Europe has a vast and varied coastline, from the raw beauty of the Baltic in the north, the broad sweep of the Atlantic in the west to the shimmering blue waters of the balmy Mediterranean in the south. With so many different countries and regions, each with their own distinct personality and heritage, a road trip is an excellent way to sample the very best this diverse continent has to offer.
Top of the list of European coastal road trips would be a tour of the sun-kissed Mediterranean coastline, an 1100-mile epic journey from Valencia to Rome, via the ancient and picturesque cities of Barcelona, Carcassonne, Avignon, Nice, Genoa and Cinque Terre. The mild climate promises sunshine all the way along the route, which takes the traveler through Spain, France and Italy.
The Dalmatian coast
Almost calling out for a road trip is Croatia’s Dalmatian coast. Croatia has 1200 km of winding coastline, and a coastal road that runs almost top to bottom, hugging almost all of its Adriatic coastline, from the port town of Rijeka to the ancient city of Dubrovnik, with a few miles of Bosnia between Split and Dubrovnik (Neum, a small market town, makes an ideal stop for lunch). The especially bold can venture further, onto Montenegro and Albania and into Greece.
Tour Scandinavia’s Arctic highway, from Norway’s stunning fjords to the Swedish islands. Between the Norwegian towns of Kristiansund and Molde, the Atlantic Road is little more than five miles long, but has been dubbed ‘Norway’s construction of the century’ in 2005 and is a dramatic connection between land and sea where whales and seals can sometimes be seen in calmer weather, with raging storms providing an adrenalin rush at other times.
One of the newest countries to experience tourism is Lithuania, which has secretly been hiding a vast coastline of white, deserted beaches on its Amber Coast. The highlight of this is the Curonian Split, 60 miles of forest-clad sand dunes virtually untouched by modern development, with the Baltic Sea on one side and a freshwater lagoon on the other. The entire area has been designated a World Heritage site by UNESCO.
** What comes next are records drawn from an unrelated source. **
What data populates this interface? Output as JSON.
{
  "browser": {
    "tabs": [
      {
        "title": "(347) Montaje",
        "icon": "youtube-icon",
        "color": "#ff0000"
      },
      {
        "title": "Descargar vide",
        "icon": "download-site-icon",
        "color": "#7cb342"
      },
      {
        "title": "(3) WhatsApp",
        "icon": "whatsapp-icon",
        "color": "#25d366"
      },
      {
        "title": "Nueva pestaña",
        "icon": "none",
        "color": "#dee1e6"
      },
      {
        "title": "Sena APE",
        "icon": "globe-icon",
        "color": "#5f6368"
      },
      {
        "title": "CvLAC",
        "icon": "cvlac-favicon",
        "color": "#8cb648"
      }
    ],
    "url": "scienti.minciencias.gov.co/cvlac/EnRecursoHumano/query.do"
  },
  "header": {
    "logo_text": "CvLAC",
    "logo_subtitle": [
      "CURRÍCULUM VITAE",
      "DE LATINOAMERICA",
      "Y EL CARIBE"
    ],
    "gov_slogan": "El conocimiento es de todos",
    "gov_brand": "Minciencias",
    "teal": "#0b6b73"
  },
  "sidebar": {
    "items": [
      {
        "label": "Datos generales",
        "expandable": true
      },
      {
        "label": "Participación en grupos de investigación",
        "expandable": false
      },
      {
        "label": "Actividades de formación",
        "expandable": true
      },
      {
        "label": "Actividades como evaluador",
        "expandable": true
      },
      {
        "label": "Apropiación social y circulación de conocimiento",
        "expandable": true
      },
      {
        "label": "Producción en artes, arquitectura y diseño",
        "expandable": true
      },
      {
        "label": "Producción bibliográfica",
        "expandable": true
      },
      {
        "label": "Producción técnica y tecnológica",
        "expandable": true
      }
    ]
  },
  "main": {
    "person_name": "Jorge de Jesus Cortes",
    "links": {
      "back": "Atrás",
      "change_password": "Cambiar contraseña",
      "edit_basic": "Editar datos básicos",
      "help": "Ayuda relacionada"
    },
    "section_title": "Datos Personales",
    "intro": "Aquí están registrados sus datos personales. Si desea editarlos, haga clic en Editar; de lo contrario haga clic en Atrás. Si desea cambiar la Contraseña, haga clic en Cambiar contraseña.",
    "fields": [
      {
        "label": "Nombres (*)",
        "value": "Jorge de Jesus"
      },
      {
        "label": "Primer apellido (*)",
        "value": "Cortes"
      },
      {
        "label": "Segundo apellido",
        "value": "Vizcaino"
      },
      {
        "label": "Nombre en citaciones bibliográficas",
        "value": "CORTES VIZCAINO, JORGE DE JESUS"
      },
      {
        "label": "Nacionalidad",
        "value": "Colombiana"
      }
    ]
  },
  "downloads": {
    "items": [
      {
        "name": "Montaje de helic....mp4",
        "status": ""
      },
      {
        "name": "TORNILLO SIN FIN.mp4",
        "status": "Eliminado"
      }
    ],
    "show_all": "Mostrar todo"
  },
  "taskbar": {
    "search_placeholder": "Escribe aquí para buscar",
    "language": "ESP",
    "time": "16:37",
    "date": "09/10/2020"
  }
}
Spain has a Mediterranean coastline stretching from the French border to Tarifa, the southernmost point in Europe, and touring it on your own terms means forgetting everything associated with a typical Costa del Sol vacation. Alternatively, driving from Porto in northern Portugal to its capital Lisbon via the beautiful old towns of Guimaraes and Obidos is a less demanding option that can be completed in a week.
With the Pyrenees on one side and the Bay of Biscay on the other, Spain’s Atlantic coastline is peppered with small cities and a Basque identity that bears little resemblance to the packed beaches and bustling cities of southern Spain. Visit San Sebastian, with more top restaurants than any other Spanish city; Bilbao, home to the Guggenheim Museum; and the majestic cathedral of Santiago de Compostela. Extend your Atlantic journey further by including France, taking in the stretch from Bordeaux to Biarritz before hitting Spain.
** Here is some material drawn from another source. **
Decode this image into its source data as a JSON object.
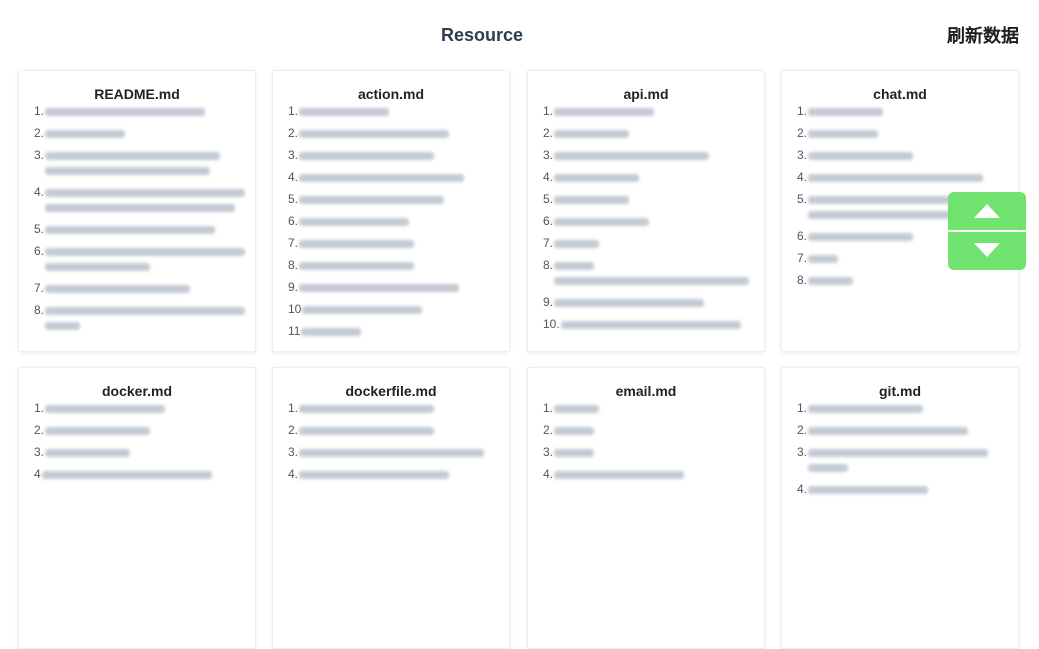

The Amalfi coast is generally considered to be Italy’s most scenic stretch of coastline, and as such has earned itself a spot on the UNESCO World Heritage list. On the south side of the Sorrento Peninsula not far from Naples, start at the bustling port town of Salerno before heading through the romantic resorts of Ravello and Amalfi.
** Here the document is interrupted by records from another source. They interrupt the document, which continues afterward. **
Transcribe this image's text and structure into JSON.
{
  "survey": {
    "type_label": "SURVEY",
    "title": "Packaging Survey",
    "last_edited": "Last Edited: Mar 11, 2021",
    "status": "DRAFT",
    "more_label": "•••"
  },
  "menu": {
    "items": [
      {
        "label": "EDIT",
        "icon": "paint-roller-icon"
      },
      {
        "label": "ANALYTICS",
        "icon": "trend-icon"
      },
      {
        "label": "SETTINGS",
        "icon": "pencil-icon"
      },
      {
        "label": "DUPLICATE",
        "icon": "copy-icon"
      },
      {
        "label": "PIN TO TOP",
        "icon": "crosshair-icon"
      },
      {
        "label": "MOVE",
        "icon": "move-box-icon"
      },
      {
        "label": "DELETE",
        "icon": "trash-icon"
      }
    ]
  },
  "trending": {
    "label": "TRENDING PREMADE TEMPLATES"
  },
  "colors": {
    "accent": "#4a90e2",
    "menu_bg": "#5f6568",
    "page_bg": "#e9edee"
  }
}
Driving in Europe
While hiring rental cars in Europe is a little more expensive and complicated than in the US, it’s simple enough to book in advance from home. All major rental agencies have offices throughout Europe and deals are available through travel-booking sites such as Expedia. Thieves target tourists, so thief-proof your rental car by making it look as local as possible and avoid leaving anything worth stealing in it overnight.
While the bulk of these roads are modern, well-maintained and well-traveled, many involve dramatic mountain passes and hairpin bends. The views may be breathtaking, but road safety should always be considered, and overtaking should be negotiated with caution. It’s advisable to take a drive along major tourist routes such as the Amalfi coast slightly out of season (September or May is ideal) to avoid tour buses.
All the countries listed are part of the EU and no special visas are required for European travelers. US visitors can spend a total of 90 days in the countries covered by the Schengen Agreement without a visa, though they are advised to get their passports stamped at the point of entry.